According to a recent study, LinkedIn currently hosts a whooping 467 million users. Among these you’ll find a large number of employers and recruiters who actively leverage it to find talent. Yet, a lot of people set up their account and let it become “just another page” in the sea of LinkedIn profiles. This course of action not only costs them the opportunity to build their brand and position themselves as experts in their industry, but also a number of potential job offers.
For any freelance writer looking to increase their client base, LinkedIn must be a part of their marketing strategy. By providing access to a network of professionals, it allows users to advance their career development.
Since joining the platform last summer, I have grown my following to over 1,500 people, attended a variety of exclusive events (conferences, workshops) and scored a few writing opportunities that became steady gigs. My secret?
I used LinkedIn Publishing. This tool gives you a platform to share your professional insights and demonstrate your expertise.
Here is how I used it to acquire 3 freelance clients:
I published regularly
You’ve heard it before. Consistency is key in keeping your audience engaged. When I wrote my first post, I was hesitant to share it. Was it good enough? Would people care to read it? These were all questions that kept me from publishing sooner. But once I did, I never looked back. I promoted my posts on every platform and emailed people I thought would be interested in reading them. This gave me some initial traction and eventually, more people started responding to my posts.
I covered events and tagged relevant groups and companies
I borrowed Gary Vaynerchuk’s approach to content creation and documented any relevant happening in my articles. One of them was Office Hack, a one-day event organized by 2020Shift that takes a select group of technology and digital marketing professionals on a tour of major companies in the industry. I not only had the chance to visit companies like Yelp, Mashable and Spotify, but I also learned from their employees during panels and mixers. It was totally newsworthy so I turned it into a blog post. I then reached out to all the people that I met at the event as well as the organizers.
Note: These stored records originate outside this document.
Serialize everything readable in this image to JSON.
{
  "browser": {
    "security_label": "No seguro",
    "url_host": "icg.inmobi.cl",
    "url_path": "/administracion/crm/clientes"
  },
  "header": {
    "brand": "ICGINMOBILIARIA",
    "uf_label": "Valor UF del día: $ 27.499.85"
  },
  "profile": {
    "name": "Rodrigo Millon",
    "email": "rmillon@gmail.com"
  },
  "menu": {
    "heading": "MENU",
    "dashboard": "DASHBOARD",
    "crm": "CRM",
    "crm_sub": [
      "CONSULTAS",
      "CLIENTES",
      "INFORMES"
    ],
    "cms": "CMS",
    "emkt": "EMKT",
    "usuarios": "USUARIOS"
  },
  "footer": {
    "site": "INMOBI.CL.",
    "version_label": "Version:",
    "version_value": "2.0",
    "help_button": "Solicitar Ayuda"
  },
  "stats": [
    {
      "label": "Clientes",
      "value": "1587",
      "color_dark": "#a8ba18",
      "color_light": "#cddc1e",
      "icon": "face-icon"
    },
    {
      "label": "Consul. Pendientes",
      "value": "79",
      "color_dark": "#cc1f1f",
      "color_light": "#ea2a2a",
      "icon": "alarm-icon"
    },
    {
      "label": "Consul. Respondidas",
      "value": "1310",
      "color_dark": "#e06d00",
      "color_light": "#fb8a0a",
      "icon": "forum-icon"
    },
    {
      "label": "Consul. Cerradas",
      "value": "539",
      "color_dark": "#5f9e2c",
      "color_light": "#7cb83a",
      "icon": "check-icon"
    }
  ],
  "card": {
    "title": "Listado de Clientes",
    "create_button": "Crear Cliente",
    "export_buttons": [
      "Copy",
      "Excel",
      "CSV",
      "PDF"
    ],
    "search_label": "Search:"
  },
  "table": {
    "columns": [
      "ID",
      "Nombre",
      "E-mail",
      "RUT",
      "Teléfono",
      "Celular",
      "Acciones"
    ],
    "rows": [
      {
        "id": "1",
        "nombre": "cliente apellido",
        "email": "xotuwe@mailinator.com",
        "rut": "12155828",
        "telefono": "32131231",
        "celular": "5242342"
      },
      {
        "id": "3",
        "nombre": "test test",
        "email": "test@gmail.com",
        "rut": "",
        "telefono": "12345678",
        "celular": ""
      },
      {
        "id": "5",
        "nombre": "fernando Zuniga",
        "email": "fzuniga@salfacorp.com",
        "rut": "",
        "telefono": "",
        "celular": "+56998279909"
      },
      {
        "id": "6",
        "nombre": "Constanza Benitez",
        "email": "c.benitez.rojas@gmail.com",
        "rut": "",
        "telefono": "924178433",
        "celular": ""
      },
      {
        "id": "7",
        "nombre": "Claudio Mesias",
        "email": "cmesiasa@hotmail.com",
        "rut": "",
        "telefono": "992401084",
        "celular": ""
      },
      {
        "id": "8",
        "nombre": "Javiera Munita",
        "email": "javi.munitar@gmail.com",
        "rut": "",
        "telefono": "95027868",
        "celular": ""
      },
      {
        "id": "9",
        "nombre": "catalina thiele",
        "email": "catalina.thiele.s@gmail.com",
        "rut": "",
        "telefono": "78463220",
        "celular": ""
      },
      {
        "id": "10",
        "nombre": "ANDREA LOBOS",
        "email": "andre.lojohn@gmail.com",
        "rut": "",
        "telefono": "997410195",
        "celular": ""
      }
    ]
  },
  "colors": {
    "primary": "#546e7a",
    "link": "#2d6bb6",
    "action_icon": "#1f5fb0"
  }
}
Most of them linked to my article on their blog or shared it on social media.
I aggressively promoted my articles
I jumped on every opportunity to promote my LinkedIn posts. This means joining relevant groups on the platform and actively taking part of ongoing conversations, pitching my posts to different small publications and online blogs, and sharing it across all of my social channels (mainly Facebook and Twitter).
As with almost everything in life, building an engaged audience on LinkedIn took time. I never imagined I’d land clients from it, but I was pleasantly surprised. Slowly but surely, my following grew and people started inquiring about my services. These strategies helped me build my brand and develop authority. To this date, they continue to generate leads by putting me in direct contact with people I didn’t have access to.
They key is to not be afraid to start conversations. Be open to criticism and learn as much as you can. Document everything and most importantly, stay consistent.